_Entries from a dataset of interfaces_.
━━━━

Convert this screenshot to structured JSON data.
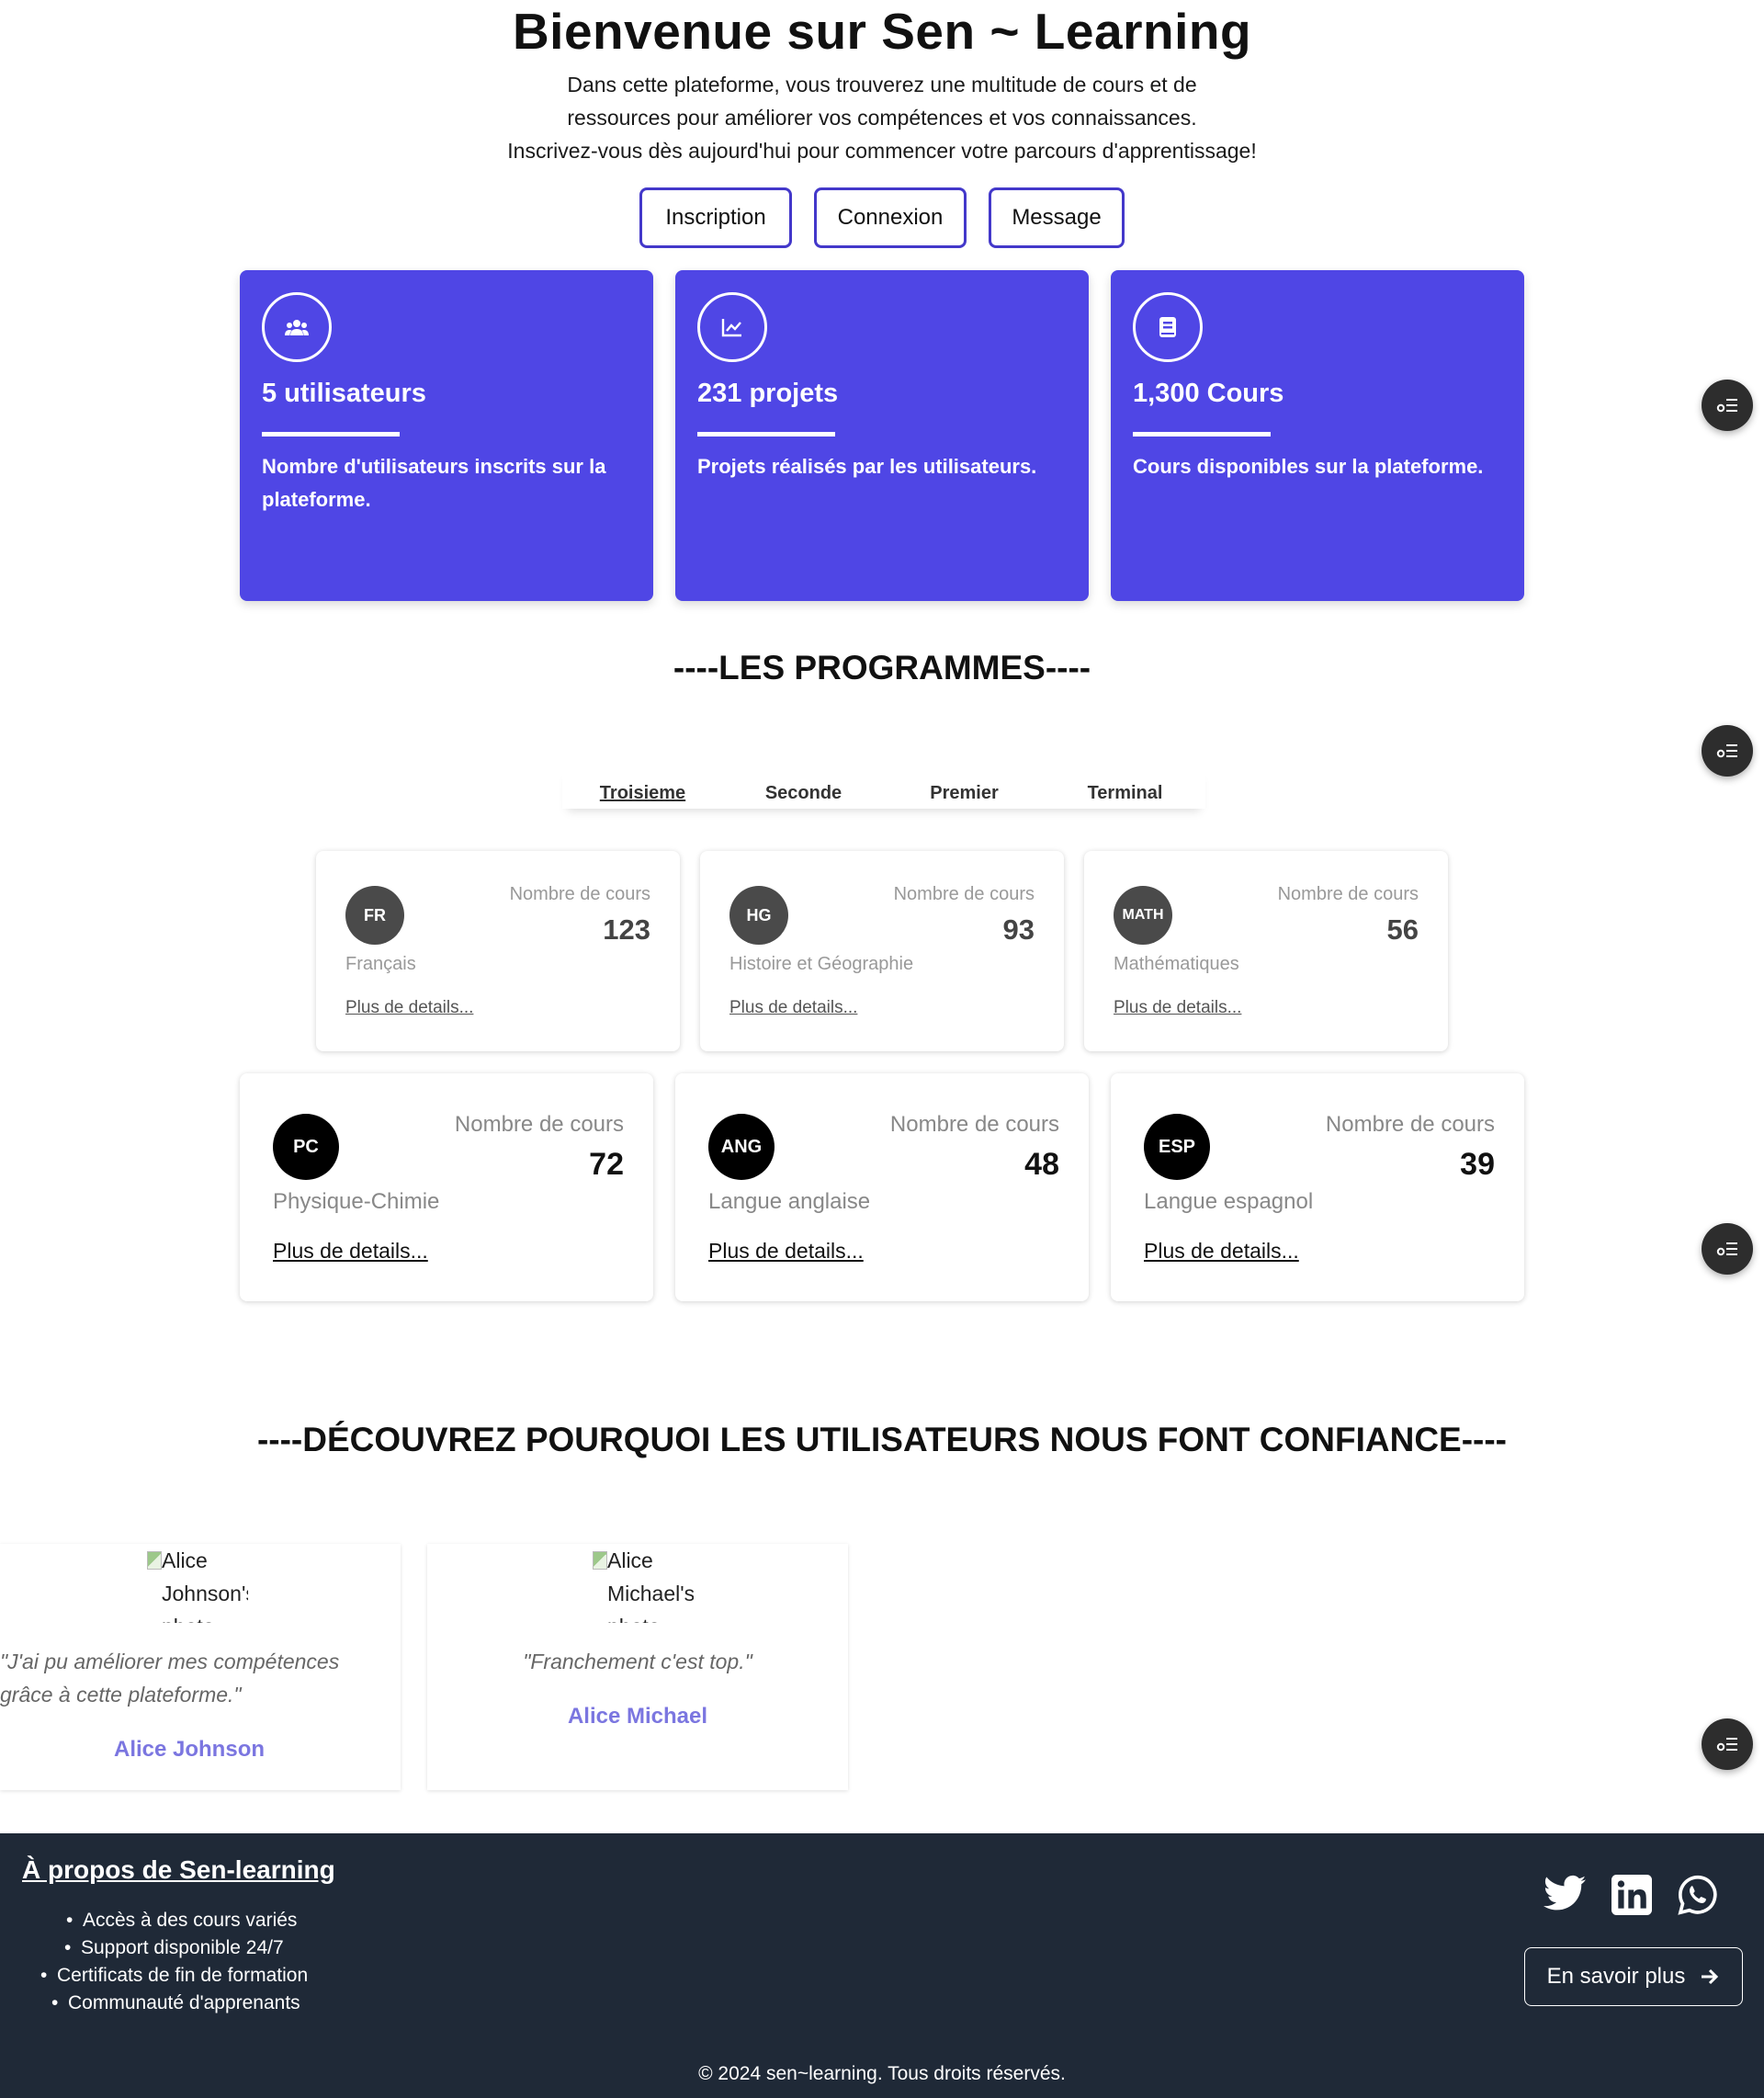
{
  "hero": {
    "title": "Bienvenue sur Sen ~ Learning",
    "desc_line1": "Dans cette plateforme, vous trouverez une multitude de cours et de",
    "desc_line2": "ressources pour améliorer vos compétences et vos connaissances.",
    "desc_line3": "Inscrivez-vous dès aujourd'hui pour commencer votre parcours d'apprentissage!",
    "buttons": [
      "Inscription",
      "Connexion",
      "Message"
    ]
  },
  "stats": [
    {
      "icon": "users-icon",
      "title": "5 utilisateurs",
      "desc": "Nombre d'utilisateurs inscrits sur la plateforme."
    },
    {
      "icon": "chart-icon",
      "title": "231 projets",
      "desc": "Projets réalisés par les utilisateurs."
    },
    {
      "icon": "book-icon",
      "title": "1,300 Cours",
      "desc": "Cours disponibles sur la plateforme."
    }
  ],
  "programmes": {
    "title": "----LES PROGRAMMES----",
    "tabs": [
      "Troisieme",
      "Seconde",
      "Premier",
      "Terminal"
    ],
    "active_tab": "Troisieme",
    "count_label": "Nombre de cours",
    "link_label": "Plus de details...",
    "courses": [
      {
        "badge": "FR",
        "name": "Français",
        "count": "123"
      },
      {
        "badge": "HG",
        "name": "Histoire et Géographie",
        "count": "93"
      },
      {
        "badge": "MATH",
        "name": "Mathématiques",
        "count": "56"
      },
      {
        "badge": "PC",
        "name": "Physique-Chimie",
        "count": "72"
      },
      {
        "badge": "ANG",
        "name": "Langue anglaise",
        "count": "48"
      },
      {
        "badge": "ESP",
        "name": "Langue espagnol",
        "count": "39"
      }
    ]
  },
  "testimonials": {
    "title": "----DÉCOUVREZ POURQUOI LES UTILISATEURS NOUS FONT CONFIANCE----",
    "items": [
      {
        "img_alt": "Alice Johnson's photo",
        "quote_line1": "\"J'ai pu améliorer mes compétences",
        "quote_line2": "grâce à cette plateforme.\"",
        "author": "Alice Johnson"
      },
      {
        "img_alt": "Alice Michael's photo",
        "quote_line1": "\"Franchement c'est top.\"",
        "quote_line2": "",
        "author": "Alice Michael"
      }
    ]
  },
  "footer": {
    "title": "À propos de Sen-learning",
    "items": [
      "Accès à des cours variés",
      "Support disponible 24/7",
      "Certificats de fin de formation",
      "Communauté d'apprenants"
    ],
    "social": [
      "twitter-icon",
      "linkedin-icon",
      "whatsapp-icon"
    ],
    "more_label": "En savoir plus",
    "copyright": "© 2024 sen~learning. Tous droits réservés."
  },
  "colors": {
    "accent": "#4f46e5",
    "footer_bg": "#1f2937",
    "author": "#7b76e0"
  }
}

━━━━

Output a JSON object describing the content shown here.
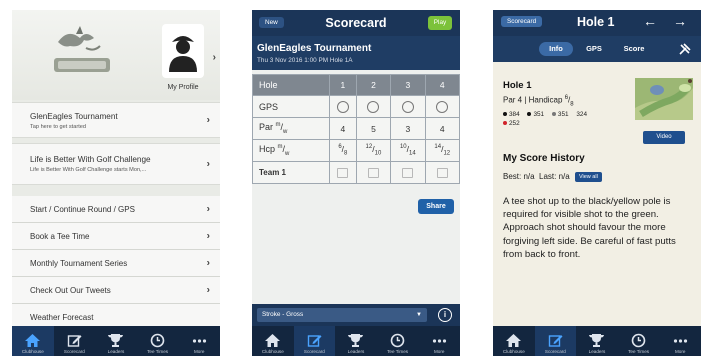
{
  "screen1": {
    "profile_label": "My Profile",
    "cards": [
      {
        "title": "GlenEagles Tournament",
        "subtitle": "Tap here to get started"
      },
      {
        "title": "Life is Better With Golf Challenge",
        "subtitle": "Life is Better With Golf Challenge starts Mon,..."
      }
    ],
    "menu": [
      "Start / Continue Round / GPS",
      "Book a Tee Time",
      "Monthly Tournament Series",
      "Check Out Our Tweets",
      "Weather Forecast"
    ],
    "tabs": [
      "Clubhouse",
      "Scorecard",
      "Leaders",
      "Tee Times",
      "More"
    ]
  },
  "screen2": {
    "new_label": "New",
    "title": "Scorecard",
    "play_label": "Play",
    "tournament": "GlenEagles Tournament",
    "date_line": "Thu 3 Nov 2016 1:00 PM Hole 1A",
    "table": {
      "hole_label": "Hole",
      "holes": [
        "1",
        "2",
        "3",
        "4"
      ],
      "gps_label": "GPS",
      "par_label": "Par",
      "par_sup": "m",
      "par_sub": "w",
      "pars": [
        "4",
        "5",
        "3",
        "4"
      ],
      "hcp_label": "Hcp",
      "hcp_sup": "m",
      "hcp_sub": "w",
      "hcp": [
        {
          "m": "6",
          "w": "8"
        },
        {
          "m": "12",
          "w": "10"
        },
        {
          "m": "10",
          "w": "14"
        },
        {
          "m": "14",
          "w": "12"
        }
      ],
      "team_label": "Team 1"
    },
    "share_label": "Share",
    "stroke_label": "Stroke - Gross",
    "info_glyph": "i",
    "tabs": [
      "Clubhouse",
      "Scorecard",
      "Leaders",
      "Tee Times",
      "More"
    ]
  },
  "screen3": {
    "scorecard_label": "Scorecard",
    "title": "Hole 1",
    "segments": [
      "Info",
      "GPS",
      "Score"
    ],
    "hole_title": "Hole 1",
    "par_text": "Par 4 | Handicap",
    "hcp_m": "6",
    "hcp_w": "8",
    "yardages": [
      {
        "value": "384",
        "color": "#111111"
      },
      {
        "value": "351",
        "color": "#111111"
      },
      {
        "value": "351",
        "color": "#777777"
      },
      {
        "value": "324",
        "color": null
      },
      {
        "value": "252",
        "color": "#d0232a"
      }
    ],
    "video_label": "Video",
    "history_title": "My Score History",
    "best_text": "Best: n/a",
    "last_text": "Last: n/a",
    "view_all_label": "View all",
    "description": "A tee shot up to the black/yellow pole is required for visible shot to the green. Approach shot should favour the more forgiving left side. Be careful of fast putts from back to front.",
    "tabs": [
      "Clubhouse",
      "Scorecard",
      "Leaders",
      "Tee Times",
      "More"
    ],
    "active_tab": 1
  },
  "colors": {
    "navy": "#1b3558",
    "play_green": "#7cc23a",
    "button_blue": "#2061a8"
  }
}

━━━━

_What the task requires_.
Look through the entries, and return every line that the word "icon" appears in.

_Result_.
      "icon": "users-icon",
      "icon": "chart-icon",
      "icon": "book-icon",
      "twitter-icon",
      "linkedin-icon",
      "whatsapp-icon"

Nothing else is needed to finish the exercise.